* **WHAT IS REQUIRED**
Find the word "Default" in the data, then copy each line where it is found.

* **SOURCE INFORMATION**
• • • • • • •
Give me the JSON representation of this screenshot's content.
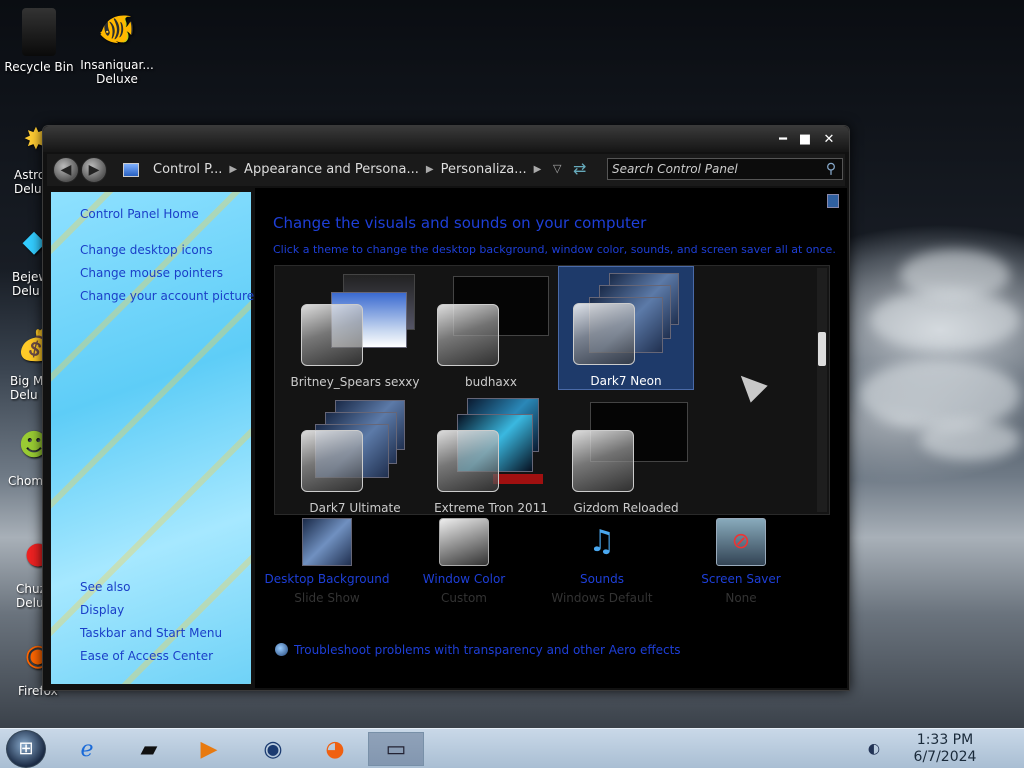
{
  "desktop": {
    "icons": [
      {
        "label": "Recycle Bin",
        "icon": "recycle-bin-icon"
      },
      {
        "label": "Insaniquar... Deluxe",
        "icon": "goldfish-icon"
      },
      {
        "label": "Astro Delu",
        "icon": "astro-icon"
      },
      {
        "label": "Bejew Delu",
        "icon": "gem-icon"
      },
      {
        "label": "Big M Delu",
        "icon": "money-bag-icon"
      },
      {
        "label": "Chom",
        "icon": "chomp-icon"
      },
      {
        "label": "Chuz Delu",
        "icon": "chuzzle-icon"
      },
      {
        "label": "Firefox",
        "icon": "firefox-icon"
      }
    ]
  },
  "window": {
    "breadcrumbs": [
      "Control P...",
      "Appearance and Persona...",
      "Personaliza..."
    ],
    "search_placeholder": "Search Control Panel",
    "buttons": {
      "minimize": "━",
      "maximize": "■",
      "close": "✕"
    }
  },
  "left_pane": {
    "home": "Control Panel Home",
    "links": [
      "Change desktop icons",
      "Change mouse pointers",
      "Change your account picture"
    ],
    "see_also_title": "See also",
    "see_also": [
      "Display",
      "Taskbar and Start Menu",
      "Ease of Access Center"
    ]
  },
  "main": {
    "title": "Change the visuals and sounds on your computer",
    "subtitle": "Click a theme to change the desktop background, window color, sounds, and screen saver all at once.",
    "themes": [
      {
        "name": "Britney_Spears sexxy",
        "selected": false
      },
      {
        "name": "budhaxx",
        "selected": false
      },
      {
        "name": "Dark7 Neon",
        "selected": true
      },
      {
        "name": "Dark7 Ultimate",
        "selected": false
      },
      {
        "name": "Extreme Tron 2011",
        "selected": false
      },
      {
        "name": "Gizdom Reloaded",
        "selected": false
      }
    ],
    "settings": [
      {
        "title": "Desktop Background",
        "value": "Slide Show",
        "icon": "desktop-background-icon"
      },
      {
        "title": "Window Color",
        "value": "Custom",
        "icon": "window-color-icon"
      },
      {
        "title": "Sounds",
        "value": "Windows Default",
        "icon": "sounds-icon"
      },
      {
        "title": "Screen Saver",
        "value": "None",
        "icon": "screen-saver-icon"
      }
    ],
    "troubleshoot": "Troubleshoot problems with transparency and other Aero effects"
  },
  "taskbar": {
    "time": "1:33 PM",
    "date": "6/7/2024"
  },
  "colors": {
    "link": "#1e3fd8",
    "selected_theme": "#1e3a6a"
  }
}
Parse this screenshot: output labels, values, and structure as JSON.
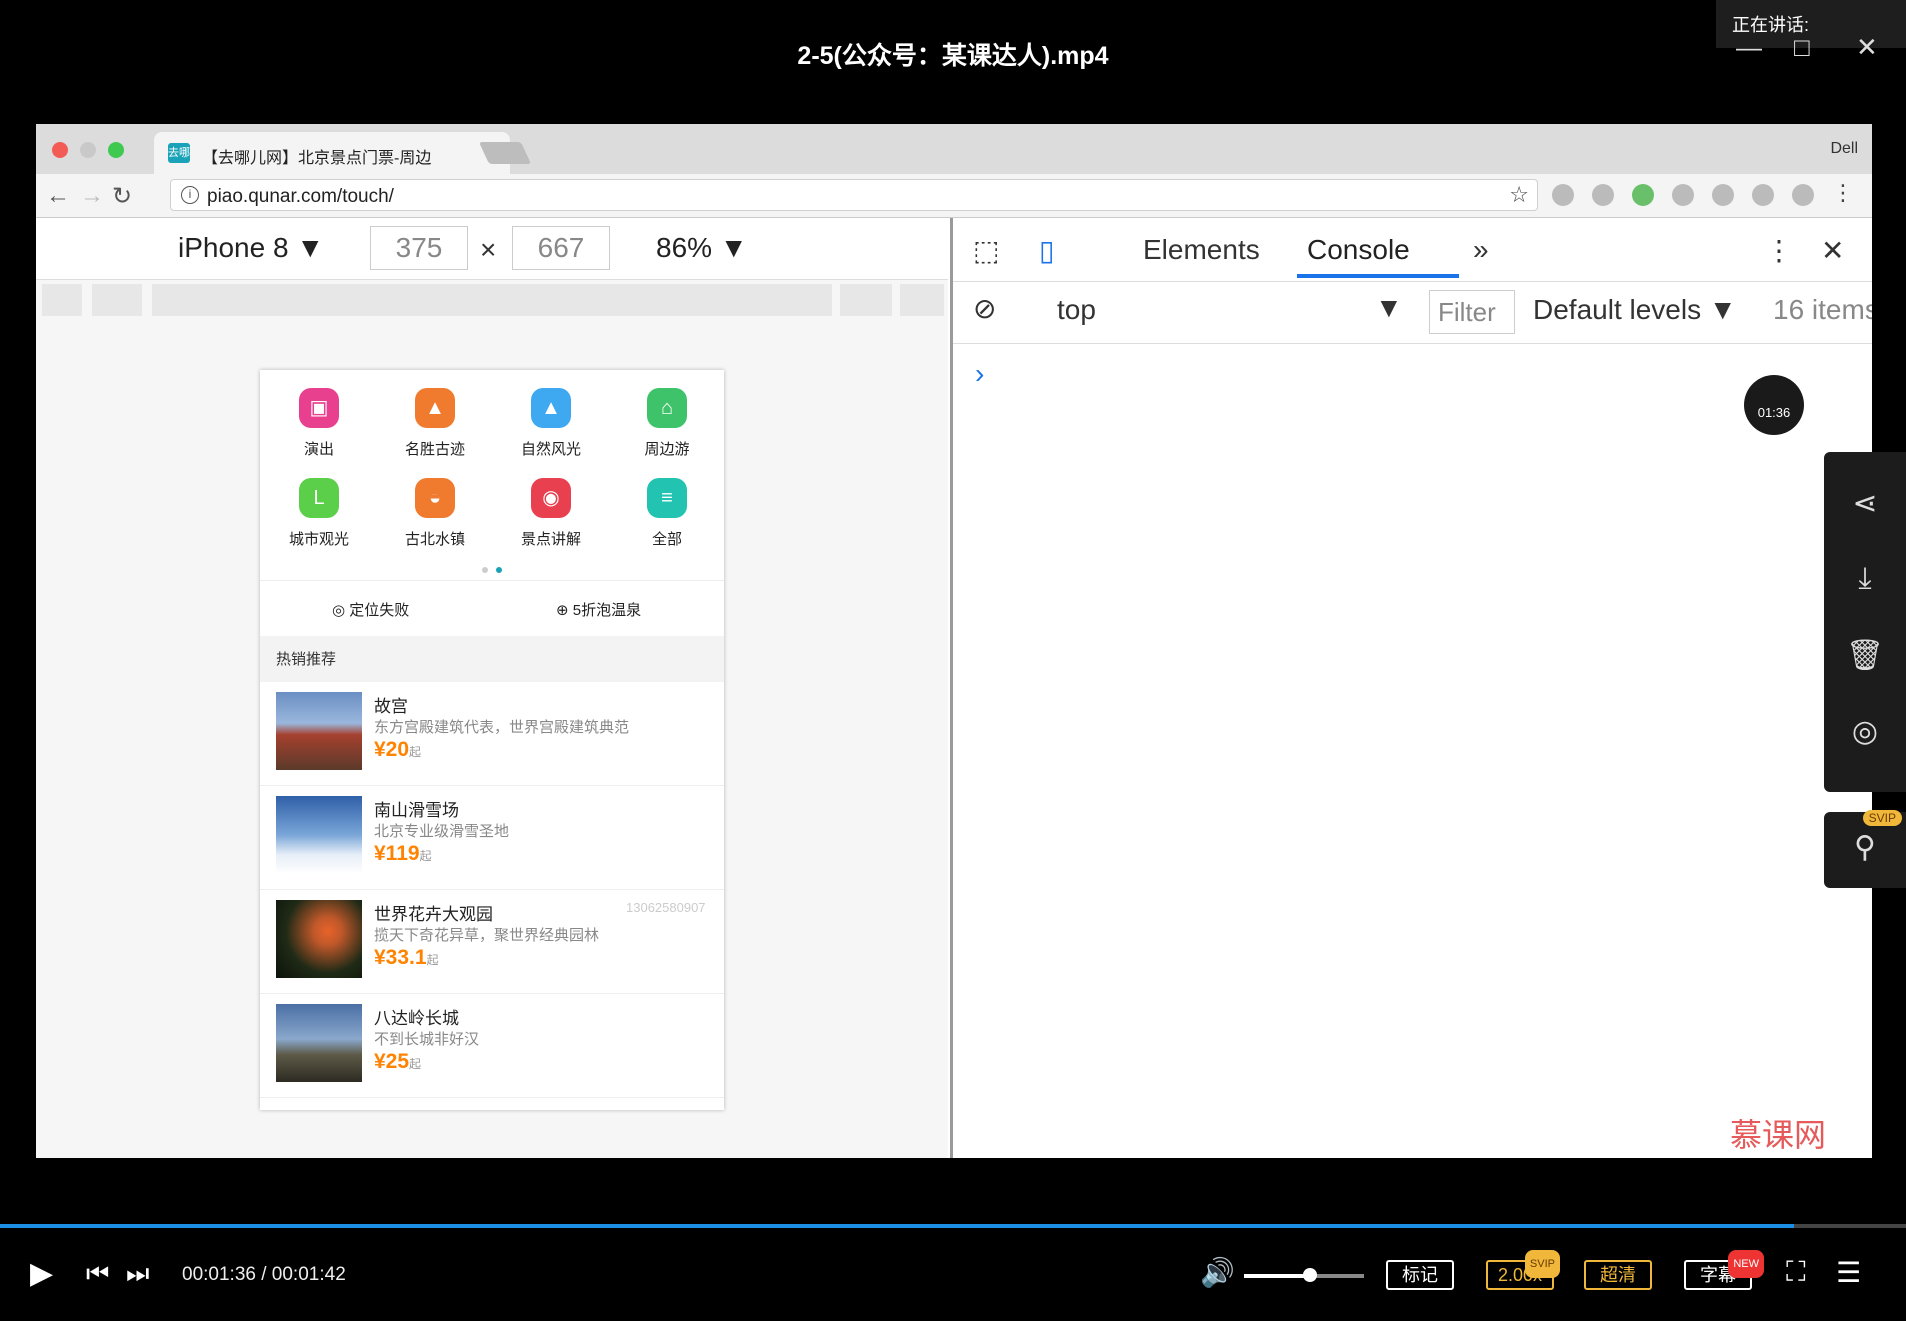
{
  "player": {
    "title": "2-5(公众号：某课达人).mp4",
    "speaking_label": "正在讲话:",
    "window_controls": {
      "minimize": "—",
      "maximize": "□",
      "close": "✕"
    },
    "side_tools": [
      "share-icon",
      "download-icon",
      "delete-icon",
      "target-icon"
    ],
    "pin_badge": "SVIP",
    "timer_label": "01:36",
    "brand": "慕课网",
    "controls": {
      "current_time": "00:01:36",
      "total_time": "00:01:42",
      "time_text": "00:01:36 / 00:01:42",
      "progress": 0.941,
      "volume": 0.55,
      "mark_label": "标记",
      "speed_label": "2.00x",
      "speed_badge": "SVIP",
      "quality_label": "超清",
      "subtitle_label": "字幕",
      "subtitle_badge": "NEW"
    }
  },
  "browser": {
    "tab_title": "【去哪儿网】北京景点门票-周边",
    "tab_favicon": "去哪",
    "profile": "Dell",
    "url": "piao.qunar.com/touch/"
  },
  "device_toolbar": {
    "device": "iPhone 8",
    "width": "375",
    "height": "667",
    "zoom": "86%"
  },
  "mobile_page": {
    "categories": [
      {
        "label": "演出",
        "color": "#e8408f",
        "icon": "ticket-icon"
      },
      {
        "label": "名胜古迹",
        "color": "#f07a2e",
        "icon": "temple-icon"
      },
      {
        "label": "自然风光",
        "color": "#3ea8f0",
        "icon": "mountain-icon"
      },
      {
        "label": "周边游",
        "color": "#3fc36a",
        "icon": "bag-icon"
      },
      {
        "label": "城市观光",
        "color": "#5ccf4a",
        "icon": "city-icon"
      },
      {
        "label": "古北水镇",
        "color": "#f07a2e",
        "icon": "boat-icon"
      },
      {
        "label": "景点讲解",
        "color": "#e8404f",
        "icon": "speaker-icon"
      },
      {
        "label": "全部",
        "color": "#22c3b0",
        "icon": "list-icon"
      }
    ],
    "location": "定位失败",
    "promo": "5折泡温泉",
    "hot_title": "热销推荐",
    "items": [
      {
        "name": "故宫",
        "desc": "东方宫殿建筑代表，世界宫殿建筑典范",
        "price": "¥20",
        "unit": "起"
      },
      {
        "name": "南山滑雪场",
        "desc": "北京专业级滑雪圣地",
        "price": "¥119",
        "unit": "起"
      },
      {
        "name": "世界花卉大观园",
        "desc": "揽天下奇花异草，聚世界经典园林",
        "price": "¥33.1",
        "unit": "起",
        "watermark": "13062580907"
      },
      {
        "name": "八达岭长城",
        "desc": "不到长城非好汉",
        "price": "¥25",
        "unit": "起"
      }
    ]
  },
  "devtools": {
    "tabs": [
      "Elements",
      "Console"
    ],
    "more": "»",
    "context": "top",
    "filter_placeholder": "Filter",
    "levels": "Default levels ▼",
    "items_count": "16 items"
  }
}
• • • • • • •
* **THE ANSWER**
        "value": "Windows Default",
    "levels": "Default levels ▼",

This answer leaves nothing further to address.